A longtime ecovillage activist moves beyond denial to recognize the institutional racism affecting not only her society and her community, but her own way of thinking.
When a member of a minority population claims racism, how does a group committed to racial nondiscrimination respond?
If we are truly committed to diversity, we need to stop labeling people who hold religious ideas unlike our own as “cultists,” and start practicing the tolerance we preach.
What happens if, despite all outer appearances, one finds one’s worldview radically different from the mainstream?
To create a thriving, diverse community, we need to learn how to host and integrate new people in ways that support them as multi-dimensional human beings.
How can a diverse group best make decisions? After many years advocating it, the author concludes that consensus is not the answer.
When assessing why a community is struggling to make decisions, we need to ask first how they handle conflict resolution, group-process training, and entrenched patterns.
Want a “problem” person to behave differently? Give a different response.
This Hollywood movie offers both surprising insight and fond parody while taking viewers far from the beaten path, into the world of intentional community.
Also in This Issue (Print Version Only)
· NOTES FROM THE EDITOR: DIVERSITY IN DIVERSITY
Learning how to address differences that are not just skin deep may also help us deal with those that are.
· DIVERSITY IN DC
In a cohousing community in the nation’s capitol, diversity extends into the realms of military status, activism, and relationship to the World Bank.
· A SPECIES DEEP DIVERSITY IN THE ECOVILLAGE
At Enright Ridge Urban Ecovillage, honoring diversity extends beyond the human sphere to embrace the interconnectedness of all species.
· DIVERSITY BEGINS AT HOME
If a community is lacking in diversity, members need to begin reaching out.
· DIVERSITY AT CAMPHILL SOLTANE
Bethany Walton & James Damon & Tai Shinohara
By welcoming a diversity of abilities, socioeconomic status, and personality, a community for people with special needs also strengthens participants’ capacity to work well together.
· A THRIVALIST STRATEGY FOR THE SICK AND DISABLED

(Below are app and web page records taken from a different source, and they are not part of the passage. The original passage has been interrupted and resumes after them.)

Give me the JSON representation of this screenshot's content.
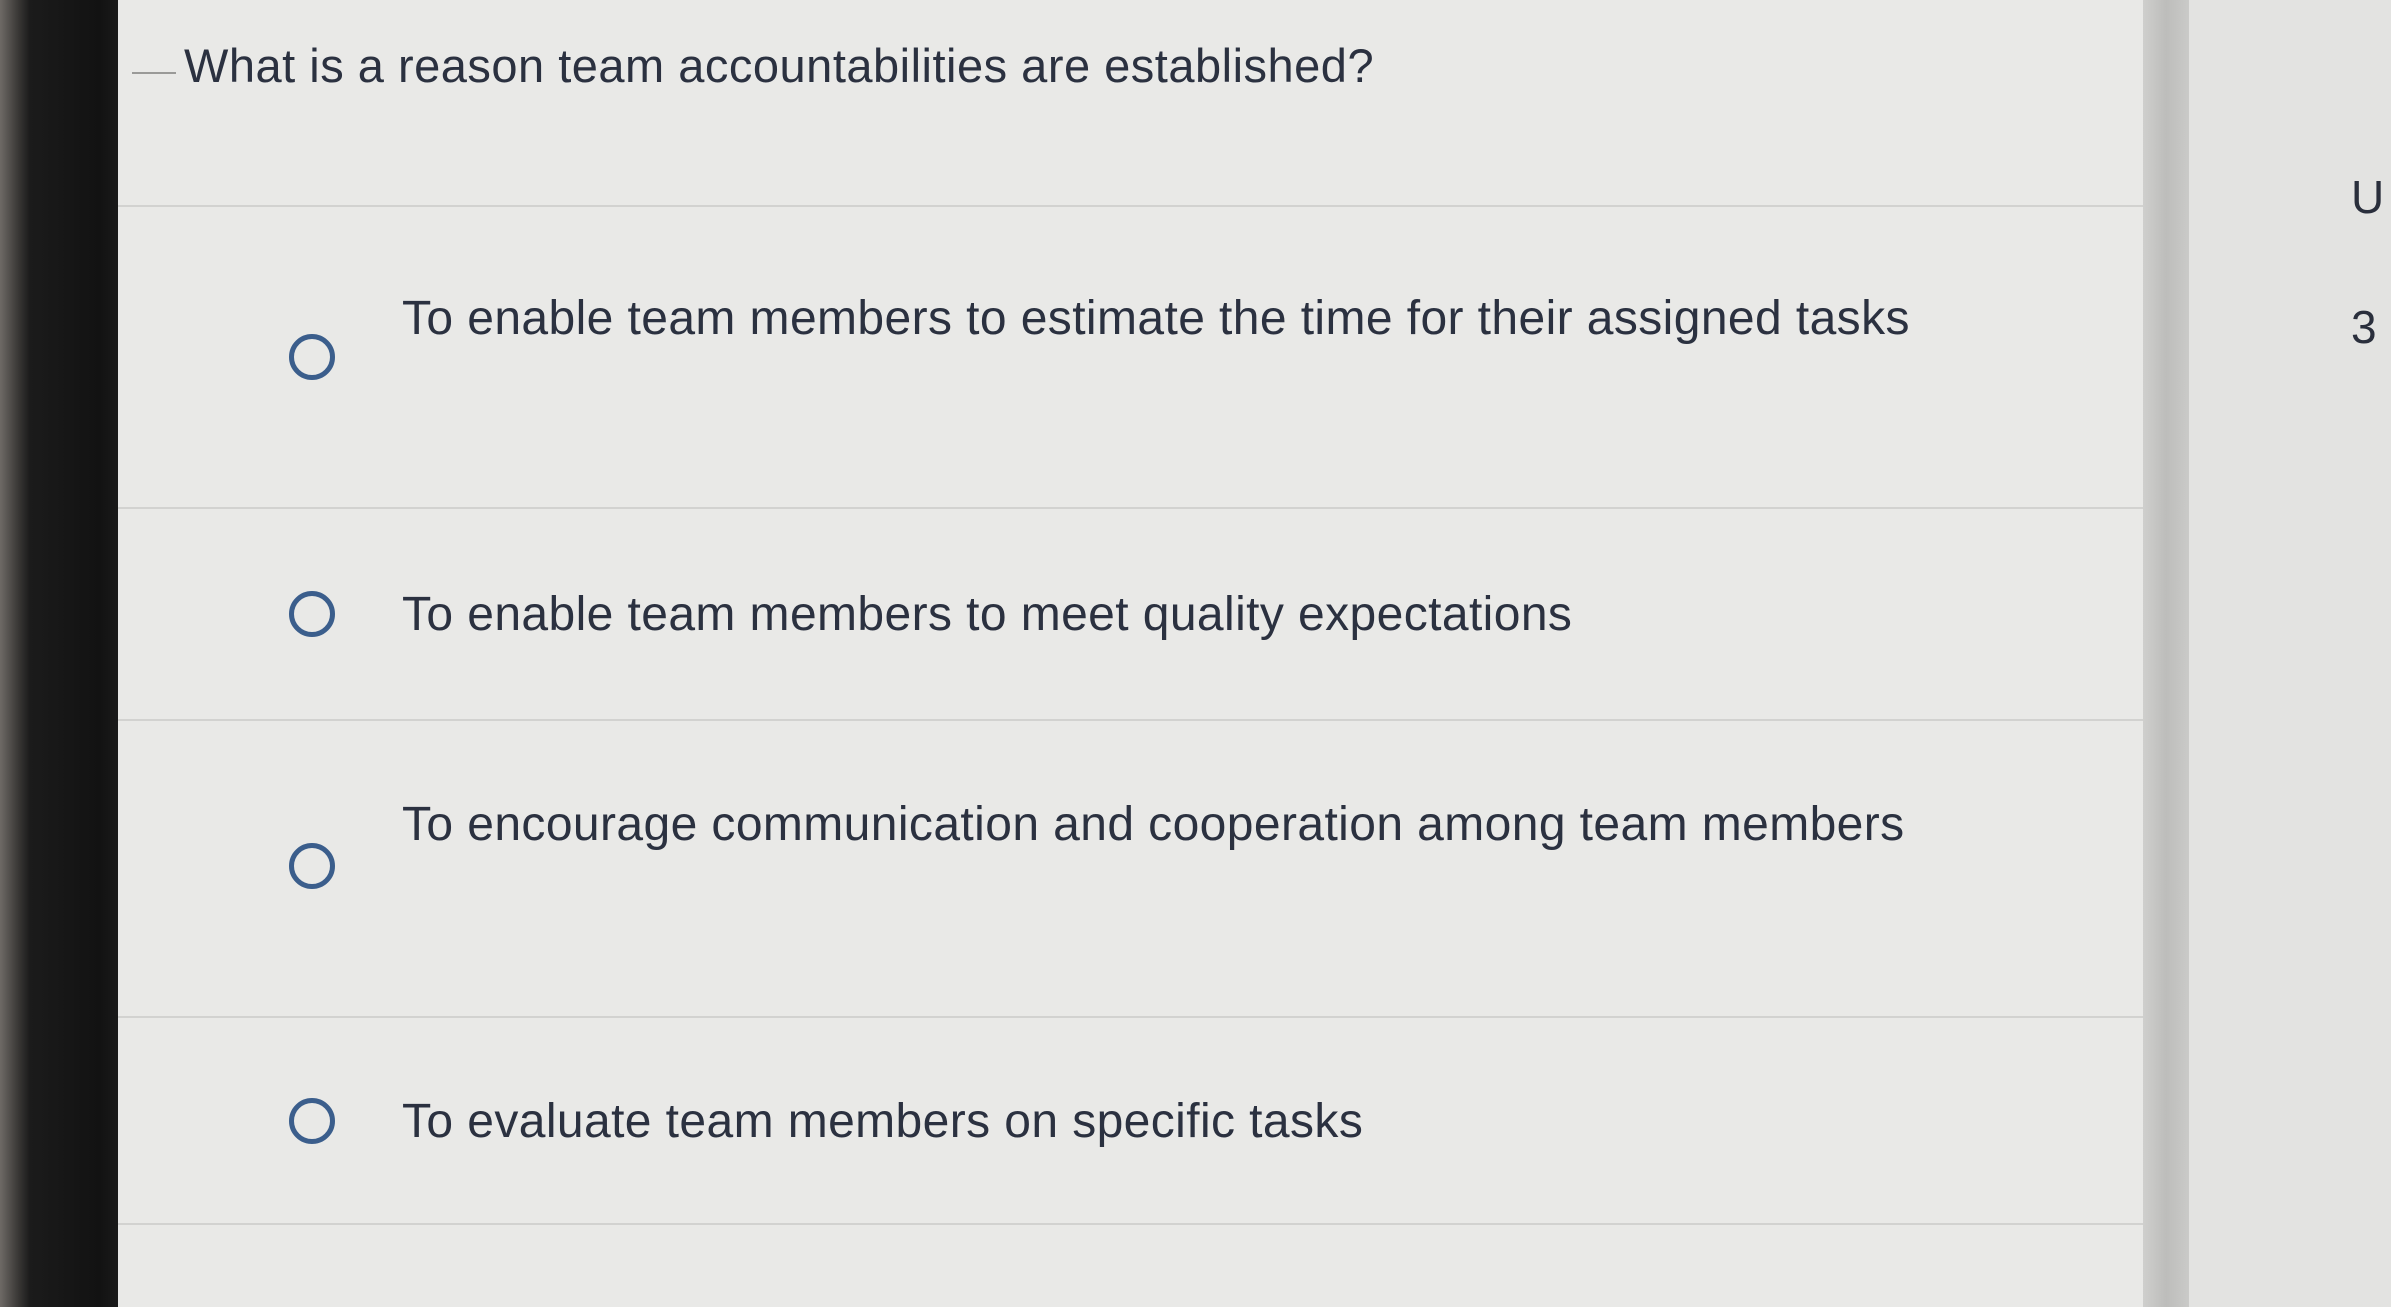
{
  "question": {
    "text": "What is a reason team accountabilities are established?"
  },
  "answers": [
    {
      "label": "To enable team members to estimate the time for their assigned tasks",
      "selected": false
    },
    {
      "label": "To enable team members to meet quality expectations",
      "selected": false
    },
    {
      "label": "To encourage communication and cooperation among team members",
      "selected": false
    },
    {
      "label": "To evaluate team members on specific tasks",
      "selected": false
    }
  ],
  "side_panel": {
    "char_1": "U",
    "char_2": "3"
  },
  "colors": {
    "radio_border": "#3b5e8c",
    "text": "#2b3140",
    "panel_bg": "#e9e9e7"
  }
}
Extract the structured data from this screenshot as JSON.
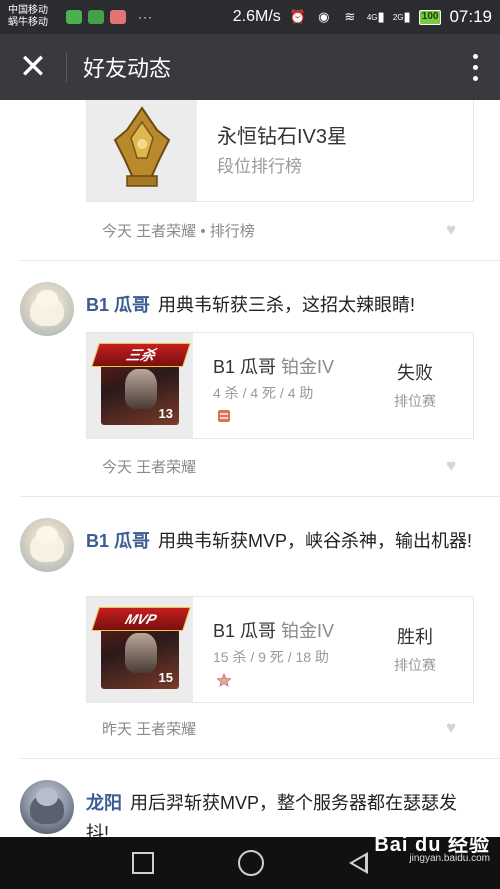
{
  "statusbar": {
    "carrier1": "中国移动",
    "carrier2": "蜗牛移动",
    "dots": "···",
    "speed": "2.6M/s",
    "net_4g": "4G",
    "net_2g": "2G",
    "battery": "100",
    "time": "07:19"
  },
  "titlebar": {
    "close_glyph": "✕",
    "title": "好友动态"
  },
  "posts": [
    {
      "card_title": "永恒钻石IV3星",
      "card_subtitle": "段位排行榜",
      "footer": "今天  王者荣耀 • 排行榜"
    },
    {
      "username": "B1 瓜哥",
      "text": "用典韦斩获三杀，这招太辣眼睛!",
      "ribbon": "三杀",
      "hero_level": "13",
      "player": "B1 瓜哥",
      "rank": "铂金IV",
      "stats": "4 杀 / 4 死 / 4 助",
      "result": "失败",
      "mode": "排位赛",
      "footer": "今天  王者荣耀"
    },
    {
      "username": "B1 瓜哥",
      "text": "用典韦斩获MVP，峡谷杀神，输出机器!",
      "ribbon": "MVP",
      "hero_level": "15",
      "player": "B1 瓜哥",
      "rank": "铂金IV",
      "stats": "15 杀 / 9 死 / 18 助",
      "result": "胜利",
      "mode": "排位赛",
      "footer": "昨天  王者荣耀"
    },
    {
      "username": "龙阳",
      "text": "用后羿斩获MVP，整个服务器都在瑟瑟发抖!"
    }
  ],
  "watermark": {
    "main": "Bai du 经验",
    "sub": "jingyan.baidu.com"
  },
  "colors": {
    "statusbar": "#2b2c30",
    "titlebar": "#393a3f",
    "username": "#3c5d93"
  }
}
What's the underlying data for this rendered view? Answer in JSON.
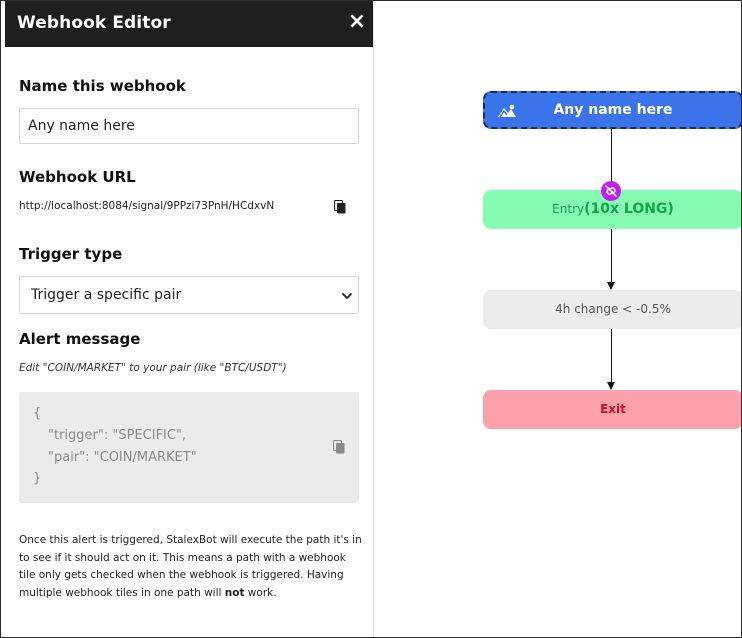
{
  "editor": {
    "title": "Webhook Editor",
    "close_label": "×",
    "name_label": "Name this webhook",
    "name_value": "Any name here",
    "url_label": "Webhook URL",
    "url_value": "http://localhost:8084/signal/9PPzi73PnH/HCdxvN",
    "trigger_label": "Trigger type",
    "trigger_value": "Trigger a specific pair",
    "alert_label": "Alert message",
    "alert_hint": "Edit \"COIN/MARKET\" to your pair (like \"BTC/USDT\")",
    "code_lines": [
      "{",
      "\"trigger\": \"SPECIFIC\",",
      "\"pair\": \"COIN/MARKET\"",
      "}"
    ],
    "help_text": "Once this alert is triggered, StalexBot will execute the path it's in to see if it should act on it. This means a path with a webhook tile only gets checked when the webhook is triggered. Having multiple webhook tiles in one path will ",
    "help_bold": "not",
    "help_end": " work."
  },
  "flow": {
    "webhook_label": "Any name here",
    "entry_prefix": "Entry",
    "entry_main": "(10x LONG)",
    "condition_label": "4h change < -0.5%",
    "exit_label": "Exit"
  },
  "icons": {
    "close": "close-icon",
    "copy": "copy-icon",
    "chevron": "chevron-down-icon",
    "webhook": "webhook-icon",
    "unlink": "unlink-icon"
  },
  "colors": {
    "header": "#1f1f1f",
    "webhook_node": "#3b74ea",
    "entry_node": "#86fbb2",
    "entry_text": "#15a44b",
    "condition_node": "#ececec",
    "exit_node": "#fca0ab",
    "exit_text": "#c2122b",
    "unlink_badge": "#c11ff0"
  }
}
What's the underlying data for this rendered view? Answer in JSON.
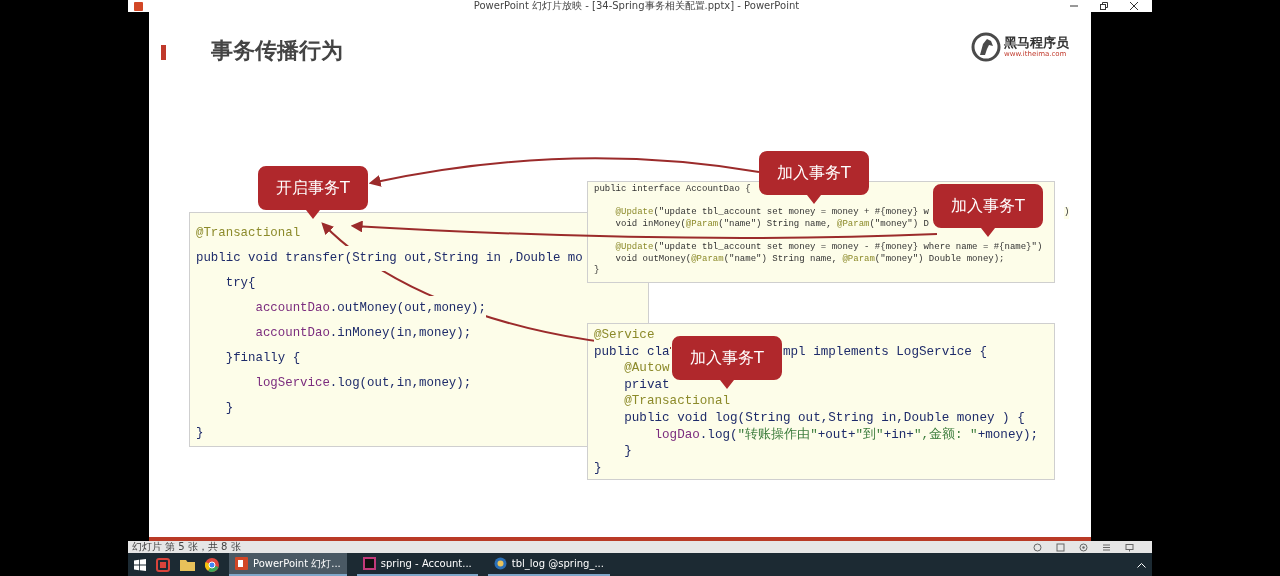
{
  "window": {
    "title": "PowerPoint 幻灯片放映 - [34-Spring事务相关配置.pptx] - PowerPoint"
  },
  "slide": {
    "title": "事务传播行为",
    "logo": {
      "name": "黑马程序员",
      "url": "www.itheima.com"
    },
    "code_blocks": [
      {
        "kind": "transfer",
        "lines": [
          {
            "kind": "code",
            "parts": [
              [
                {
                  "text": "@Transactional",
                  "kind": "annotation"
                }
              ]
            ]
          },
          {
            "kind": "code",
            "parts": [
              [
                {
                  "text": "public void transfer(String out,String in ,Double mo",
                  "kind": "plain"
                }
              ]
            ]
          },
          {
            "kind": "code",
            "parts": [
              [
                {
                  "text": "    try{",
                  "kind": "plain"
                }
              ]
            ]
          },
          {
            "kind": "code",
            "parts": [
              [
                {
                  "text": "        accountDao",
                  "kind": "member"
                },
                {
                  "text": ".outMoney(out,money);",
                  "kind": "plain"
                }
              ]
            ]
          },
          {
            "kind": "code",
            "parts": [
              [
                {
                  "text": "        accountDao",
                  "kind": "member"
                },
                {
                  "text": ".inMoney(in,money);",
                  "kind": "plain"
                }
              ]
            ]
          },
          {
            "kind": "code",
            "parts": [
              [
                {
                  "text": "    }finally {",
                  "kind": "plain"
                }
              ]
            ]
          },
          {
            "kind": "code",
            "parts": [
              [
                {
                  "text": "        logService",
                  "kind": "member"
                },
                {
                  "text": ".log(out,in,money);",
                  "kind": "plain"
                }
              ]
            ]
          },
          {
            "kind": "code",
            "parts": [
              [
                {
                  "text": "    }",
                  "kind": "plain"
                }
              ]
            ]
          },
          {
            "kind": "code",
            "parts": [
              [
                {
                  "text": "}",
                  "kind": "plain"
                }
              ]
            ]
          }
        ]
      },
      {
        "kind": "dao",
        "lines": [
          {
            "kind": "code",
            "parts": [
              [
                {
                  "text": "public interface AccountDao {",
                  "kind": "plain"
                }
              ]
            ]
          },
          {
            "kind": "blank"
          },
          {
            "kind": "code",
            "parts": [
              [
                {
                  "text": "    @Update",
                  "kind": "annotation"
                },
                {
                  "text": "(\"update tbl_account set money = money + #{money} w",
                  "kind": "plain"
                }
              ],
              [
                {
                  "text": ")",
                  "kind": "plain"
                }
              ]
            ]
          },
          {
            "kind": "code",
            "parts": [
              [
                {
                  "text": "    void inMoney(",
                  "kind": "plain"
                },
                {
                  "text": "@Param",
                  "kind": "annotation"
                },
                {
                  "text": "(\"name\") String name, ",
                  "kind": "plain"
                },
                {
                  "text": "@Param",
                  "kind": "annotation"
                },
                {
                  "text": "(\"money\") D",
                  "kind": "plain"
                }
              ]
            ]
          },
          {
            "kind": "blank"
          },
          {
            "kind": "code",
            "parts": [
              [
                {
                  "text": "    @Update",
                  "kind": "annotation"
                },
                {
                  "text": "(\"update tbl_account set money = money - #{money} where name = #{name}\")",
                  "kind": "plain"
                }
              ]
            ]
          },
          {
            "kind": "code",
            "parts": [
              [
                {
                  "text": "    void outMoney(",
                  "kind": "plain"
                },
                {
                  "text": "@Param",
                  "kind": "annotation"
                },
                {
                  "text": "(\"name\") String name, ",
                  "kind": "plain"
                },
                {
                  "text": "@Param",
                  "kind": "annotation"
                },
                {
                  "text": "(\"money\") Double money);",
                  "kind": "plain"
                }
              ]
            ]
          },
          {
            "kind": "code",
            "parts": [
              [
                {
                  "text": "}",
                  "kind": "plain"
                }
              ]
            ]
          }
        ]
      },
      {
        "kind": "service",
        "lines": [
          {
            "kind": "code",
            "parts": [
              [
                {
                  "text": "@Service",
                  "kind": "annotation"
                }
              ]
            ]
          },
          {
            "kind": "code",
            "parts": [
              [
                {
                  "text": "public cla",
                  "kind": "plain"
                }
              ],
              [
                {
                  "text": "mpl implements LogService {",
                  "kind": "plain"
                }
              ]
            ]
          },
          {
            "kind": "code",
            "parts": [
              [
                {
                  "text": "    @Autow",
                  "kind": "annotation"
                }
              ]
            ]
          },
          {
            "kind": "code",
            "parts": [
              [
                {
                  "text": "    privat",
                  "kind": "plain"
                }
              ]
            ]
          },
          {
            "kind": "code",
            "parts": [
              [
                {
                  "text": "    @Transactional",
                  "kind": "annotation"
                }
              ]
            ]
          },
          {
            "kind": "code",
            "parts": [
              [
                {
                  "text": "    public void log(String out,String in,Double money ) {",
                  "kind": "plain"
                }
              ]
            ]
          },
          {
            "kind": "code",
            "parts": [
              [
                {
                  "text": "        logDao",
                  "kind": "member"
                },
                {
                  "text": ".log(",
                  "kind": "plain"
                },
                {
                  "text": "\"转账操作由\"",
                  "kind": "string"
                },
                {
                  "text": "+out+",
                  "kind": "plain"
                },
                {
                  "text": "\"到\"",
                  "kind": "string"
                },
                {
                  "text": "+in+",
                  "kind": "plain"
                },
                {
                  "text": "\",金额: \"",
                  "kind": "string"
                },
                {
                  "text": "+money);",
                  "kind": "plain"
                }
              ]
            ]
          },
          {
            "kind": "code",
            "parts": [
              [
                {
                  "text": "    }",
                  "kind": "plain"
                }
              ]
            ]
          },
          {
            "kind": "code",
            "parts": [
              [
                {
                  "text": "}",
                  "kind": "plain"
                }
              ]
            ]
          }
        ]
      }
    ],
    "callouts": [
      {
        "kind": "start",
        "text": "开启事务T"
      },
      {
        "kind": "join_dao_top",
        "text": "加入事务T"
      },
      {
        "kind": "join_dao_right",
        "text": "加入事务T"
      },
      {
        "kind": "join_service",
        "text": "加入事务T"
      }
    ]
  },
  "status_bar": {
    "text": "幻灯片 第 5 张，共 8 张"
  },
  "taskbar": {
    "items": [
      {
        "kind": "ppt",
        "label": "PowerPoint 幻灯...",
        "selected": true
      },
      {
        "kind": "idea",
        "label": "spring - Account...",
        "selected": false
      },
      {
        "kind": "db",
        "label": "tbl_log @spring_...",
        "selected": false
      }
    ]
  }
}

Aurora Levins Morales
An economic model for the chronically ill expands the opportunities for this diverse and disadvantaged population to experience community.
· DOING THE HEAVY LIFTING ON AFFORDABILITY
A consensus-based cohousing group works to maintain and enhance their multicultural mix as they decide how to invest in future affordable housing.
· “BUSTING THE MYTH”: How Consensus Can Work
A longtime consensus trainer describes how, when used properly, consensus can lead to both better decisions and better relationships.
· PUBLISHER'S NOTE: MUCH BETTER, THANKS
· NEWS: LIVING ROUTES CYCLONE RELIEF FUND
· THE VILLAGE HERBALIST: BECOMING STEWARD TO HERBAL DIVERSITY
Heather Nic an Fhleisdeir
· REVIEW: THE EMPOWERMENT MANUAL: A Guide for Collaborative Groups
· CREATING COOPERATIVE CULTURE: ART OF COMMUNITY 2012
Molly Reed & Susan Frank